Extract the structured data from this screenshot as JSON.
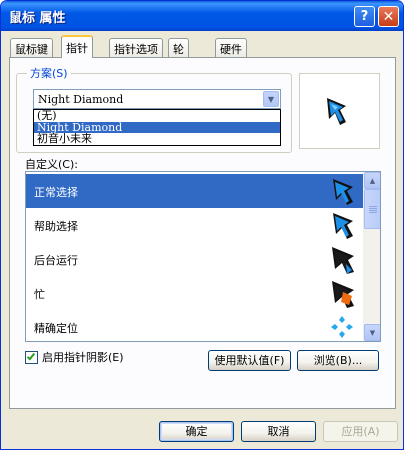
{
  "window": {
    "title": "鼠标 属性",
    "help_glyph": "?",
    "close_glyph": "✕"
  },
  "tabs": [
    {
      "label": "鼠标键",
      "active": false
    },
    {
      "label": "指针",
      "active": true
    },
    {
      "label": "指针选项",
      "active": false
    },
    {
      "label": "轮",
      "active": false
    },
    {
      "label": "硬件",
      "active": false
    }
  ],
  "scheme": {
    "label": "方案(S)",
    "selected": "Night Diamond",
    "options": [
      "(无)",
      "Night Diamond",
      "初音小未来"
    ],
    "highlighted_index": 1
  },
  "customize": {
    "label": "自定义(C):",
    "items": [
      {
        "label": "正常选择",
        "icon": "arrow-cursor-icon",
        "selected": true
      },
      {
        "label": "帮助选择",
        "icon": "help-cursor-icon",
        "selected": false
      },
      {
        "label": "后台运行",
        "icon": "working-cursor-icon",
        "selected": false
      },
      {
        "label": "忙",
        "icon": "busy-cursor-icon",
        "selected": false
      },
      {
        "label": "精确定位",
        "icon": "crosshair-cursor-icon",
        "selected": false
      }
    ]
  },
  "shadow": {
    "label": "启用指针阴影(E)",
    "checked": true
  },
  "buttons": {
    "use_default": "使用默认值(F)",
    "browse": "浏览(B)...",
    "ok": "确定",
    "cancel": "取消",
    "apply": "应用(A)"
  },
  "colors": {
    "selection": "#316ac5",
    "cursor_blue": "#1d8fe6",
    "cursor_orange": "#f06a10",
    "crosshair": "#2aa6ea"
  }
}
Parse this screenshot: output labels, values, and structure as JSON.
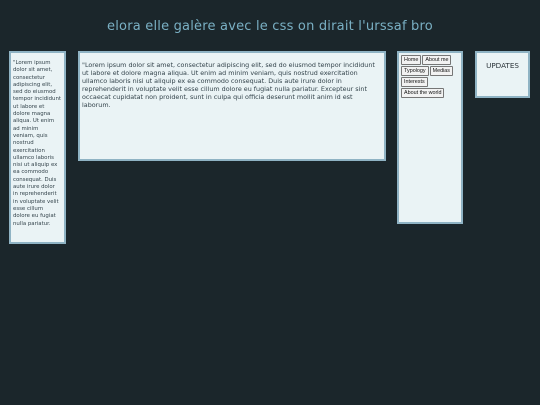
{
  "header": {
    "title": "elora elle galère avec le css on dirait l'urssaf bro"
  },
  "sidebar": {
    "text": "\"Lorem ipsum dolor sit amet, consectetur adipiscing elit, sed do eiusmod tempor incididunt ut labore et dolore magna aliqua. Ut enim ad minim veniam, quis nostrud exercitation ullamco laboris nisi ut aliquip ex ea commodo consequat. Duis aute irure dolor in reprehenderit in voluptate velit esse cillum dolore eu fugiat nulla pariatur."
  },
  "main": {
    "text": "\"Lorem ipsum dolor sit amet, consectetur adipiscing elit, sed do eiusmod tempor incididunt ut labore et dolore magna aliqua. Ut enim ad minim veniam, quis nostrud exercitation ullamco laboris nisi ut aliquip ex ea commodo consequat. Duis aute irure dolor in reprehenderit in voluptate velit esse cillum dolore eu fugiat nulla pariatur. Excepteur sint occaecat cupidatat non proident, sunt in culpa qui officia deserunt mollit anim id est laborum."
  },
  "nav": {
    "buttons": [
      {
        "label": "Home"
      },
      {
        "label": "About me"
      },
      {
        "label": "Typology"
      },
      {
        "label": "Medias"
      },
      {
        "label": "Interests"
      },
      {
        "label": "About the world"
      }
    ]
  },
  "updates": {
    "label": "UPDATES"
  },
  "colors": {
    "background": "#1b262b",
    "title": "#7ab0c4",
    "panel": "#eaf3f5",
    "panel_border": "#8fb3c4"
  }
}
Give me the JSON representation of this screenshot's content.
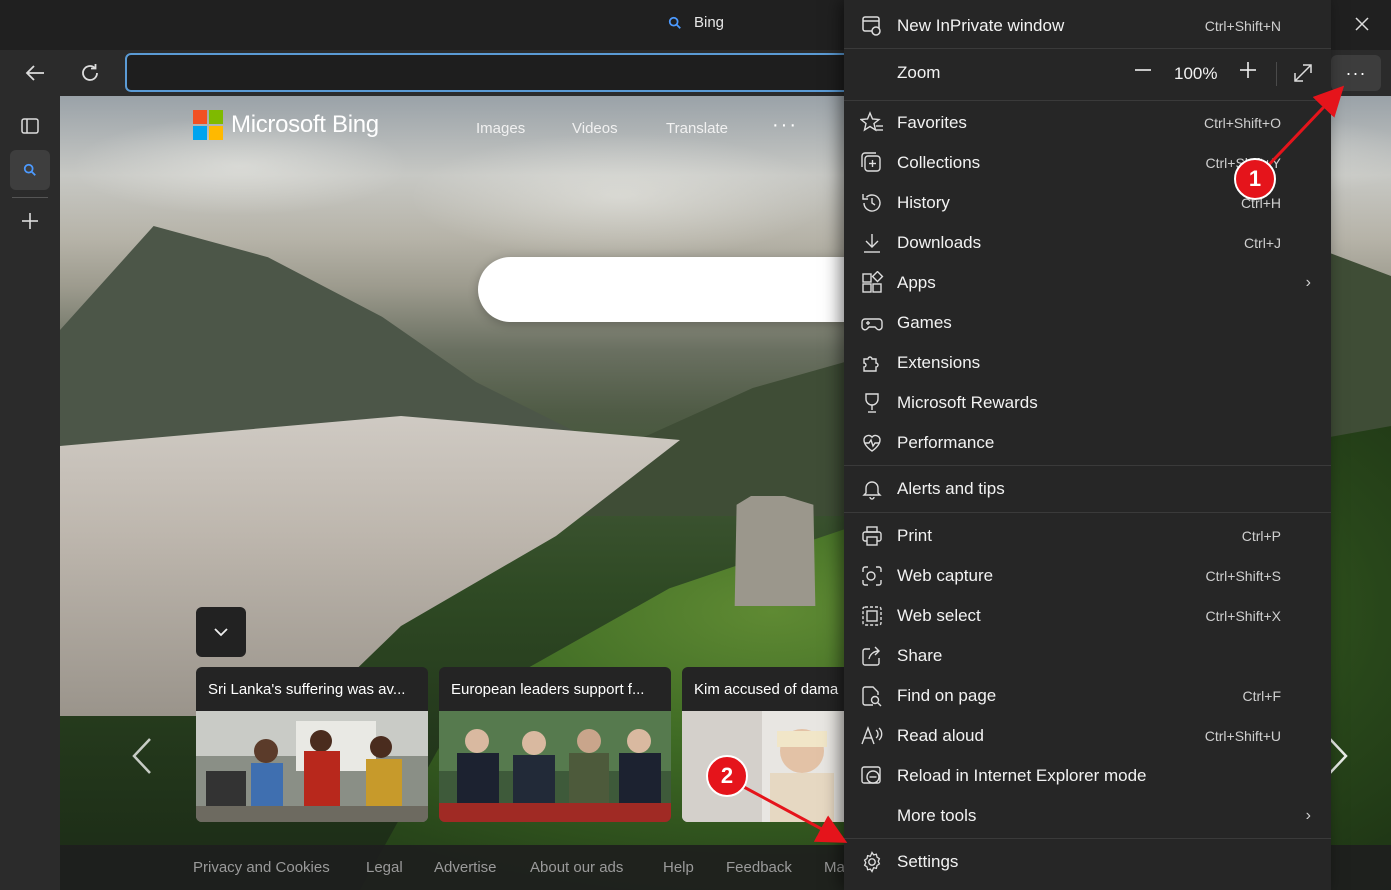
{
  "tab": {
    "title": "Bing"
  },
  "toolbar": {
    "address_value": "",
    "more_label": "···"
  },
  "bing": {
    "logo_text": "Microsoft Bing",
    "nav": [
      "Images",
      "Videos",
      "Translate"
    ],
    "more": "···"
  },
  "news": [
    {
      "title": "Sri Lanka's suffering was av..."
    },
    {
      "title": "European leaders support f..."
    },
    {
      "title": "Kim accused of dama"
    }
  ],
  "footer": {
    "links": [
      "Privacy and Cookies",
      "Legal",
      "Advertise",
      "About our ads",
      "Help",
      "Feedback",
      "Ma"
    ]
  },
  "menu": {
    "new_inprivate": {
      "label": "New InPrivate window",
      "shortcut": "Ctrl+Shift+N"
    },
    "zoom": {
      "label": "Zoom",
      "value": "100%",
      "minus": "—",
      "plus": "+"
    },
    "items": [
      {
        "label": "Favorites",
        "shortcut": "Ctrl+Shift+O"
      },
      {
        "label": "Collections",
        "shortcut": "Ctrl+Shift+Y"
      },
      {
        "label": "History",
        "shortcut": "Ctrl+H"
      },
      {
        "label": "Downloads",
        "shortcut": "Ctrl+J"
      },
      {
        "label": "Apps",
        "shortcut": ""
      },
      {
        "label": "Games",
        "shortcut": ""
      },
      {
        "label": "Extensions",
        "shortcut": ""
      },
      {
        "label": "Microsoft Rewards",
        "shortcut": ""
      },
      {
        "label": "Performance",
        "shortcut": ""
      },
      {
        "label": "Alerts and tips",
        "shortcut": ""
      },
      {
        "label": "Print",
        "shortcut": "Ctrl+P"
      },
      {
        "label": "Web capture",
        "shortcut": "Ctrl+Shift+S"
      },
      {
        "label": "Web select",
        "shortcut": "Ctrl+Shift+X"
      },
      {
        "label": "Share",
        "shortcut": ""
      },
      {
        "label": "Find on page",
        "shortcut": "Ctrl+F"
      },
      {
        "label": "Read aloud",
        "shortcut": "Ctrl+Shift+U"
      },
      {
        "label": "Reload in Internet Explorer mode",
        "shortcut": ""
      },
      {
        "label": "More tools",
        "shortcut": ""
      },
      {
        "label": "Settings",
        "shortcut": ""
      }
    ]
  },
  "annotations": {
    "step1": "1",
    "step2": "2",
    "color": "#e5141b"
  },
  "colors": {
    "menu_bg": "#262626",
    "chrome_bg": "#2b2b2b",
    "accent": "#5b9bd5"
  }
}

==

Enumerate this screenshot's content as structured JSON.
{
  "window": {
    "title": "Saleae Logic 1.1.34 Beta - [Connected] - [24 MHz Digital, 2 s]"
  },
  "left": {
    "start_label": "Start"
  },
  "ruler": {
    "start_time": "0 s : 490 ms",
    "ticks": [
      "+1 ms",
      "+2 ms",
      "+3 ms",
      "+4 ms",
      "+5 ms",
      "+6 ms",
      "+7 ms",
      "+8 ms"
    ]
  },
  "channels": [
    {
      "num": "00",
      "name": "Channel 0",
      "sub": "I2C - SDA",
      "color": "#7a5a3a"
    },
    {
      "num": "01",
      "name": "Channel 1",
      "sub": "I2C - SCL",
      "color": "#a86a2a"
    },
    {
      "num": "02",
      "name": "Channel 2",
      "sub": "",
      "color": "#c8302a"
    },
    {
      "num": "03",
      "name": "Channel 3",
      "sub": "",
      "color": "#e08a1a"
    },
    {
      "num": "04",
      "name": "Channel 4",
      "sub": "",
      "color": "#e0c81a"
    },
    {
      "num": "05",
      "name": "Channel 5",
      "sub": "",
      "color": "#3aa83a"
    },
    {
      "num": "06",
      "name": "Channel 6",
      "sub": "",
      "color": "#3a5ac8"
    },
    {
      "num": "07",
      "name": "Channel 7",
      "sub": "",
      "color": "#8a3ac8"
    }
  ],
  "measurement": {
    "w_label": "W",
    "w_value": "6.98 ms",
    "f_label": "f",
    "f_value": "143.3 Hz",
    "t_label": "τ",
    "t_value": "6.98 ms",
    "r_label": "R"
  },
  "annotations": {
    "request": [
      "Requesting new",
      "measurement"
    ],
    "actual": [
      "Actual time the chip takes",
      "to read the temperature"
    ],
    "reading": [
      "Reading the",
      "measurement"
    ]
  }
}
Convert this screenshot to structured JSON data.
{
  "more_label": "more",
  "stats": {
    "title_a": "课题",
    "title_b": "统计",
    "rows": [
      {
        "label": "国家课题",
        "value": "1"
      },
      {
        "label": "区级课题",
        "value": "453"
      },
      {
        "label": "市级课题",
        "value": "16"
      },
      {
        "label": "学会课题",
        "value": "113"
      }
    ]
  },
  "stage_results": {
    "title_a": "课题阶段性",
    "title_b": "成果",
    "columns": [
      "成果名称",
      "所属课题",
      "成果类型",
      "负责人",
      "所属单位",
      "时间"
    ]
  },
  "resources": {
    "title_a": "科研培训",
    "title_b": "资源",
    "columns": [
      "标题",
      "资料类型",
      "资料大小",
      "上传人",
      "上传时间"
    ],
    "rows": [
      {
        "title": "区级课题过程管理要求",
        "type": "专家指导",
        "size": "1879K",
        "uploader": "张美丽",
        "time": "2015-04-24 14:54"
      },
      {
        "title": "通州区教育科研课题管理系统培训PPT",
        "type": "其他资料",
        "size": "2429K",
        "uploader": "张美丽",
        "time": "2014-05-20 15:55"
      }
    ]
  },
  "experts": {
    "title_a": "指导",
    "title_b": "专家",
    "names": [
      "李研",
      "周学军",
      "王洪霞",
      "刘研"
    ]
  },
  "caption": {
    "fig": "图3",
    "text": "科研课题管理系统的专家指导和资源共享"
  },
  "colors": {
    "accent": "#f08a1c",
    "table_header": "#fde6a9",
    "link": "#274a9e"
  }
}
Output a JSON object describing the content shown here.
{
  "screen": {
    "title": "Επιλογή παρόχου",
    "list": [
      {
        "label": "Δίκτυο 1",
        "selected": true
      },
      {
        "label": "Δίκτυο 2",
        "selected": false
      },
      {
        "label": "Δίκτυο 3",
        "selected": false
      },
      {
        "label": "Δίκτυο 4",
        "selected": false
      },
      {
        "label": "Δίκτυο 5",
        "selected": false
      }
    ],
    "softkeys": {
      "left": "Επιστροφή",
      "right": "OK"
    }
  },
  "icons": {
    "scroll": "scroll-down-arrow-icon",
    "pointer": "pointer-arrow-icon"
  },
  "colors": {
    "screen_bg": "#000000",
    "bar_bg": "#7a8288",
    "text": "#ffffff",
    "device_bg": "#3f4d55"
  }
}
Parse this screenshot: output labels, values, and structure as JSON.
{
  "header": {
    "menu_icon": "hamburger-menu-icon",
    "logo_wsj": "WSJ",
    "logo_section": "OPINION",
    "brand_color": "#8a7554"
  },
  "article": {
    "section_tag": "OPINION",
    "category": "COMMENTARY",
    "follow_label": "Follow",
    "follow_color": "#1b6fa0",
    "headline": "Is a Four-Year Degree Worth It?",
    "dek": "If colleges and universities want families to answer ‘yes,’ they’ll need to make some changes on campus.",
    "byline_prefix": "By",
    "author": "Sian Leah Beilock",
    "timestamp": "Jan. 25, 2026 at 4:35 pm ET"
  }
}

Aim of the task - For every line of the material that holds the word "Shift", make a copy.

Expected answer -
      "shortcut": "Ctrl+Shift+N"
        "shortcut": "Ctrl+Shift+O"
        "shortcut": "Ctrl+Shift+Y"
        "shortcut": "Ctrl+Shift+S"
        "shortcut": "Ctrl+Shift+X"
        "shortcut": "Ctrl+Shift+U"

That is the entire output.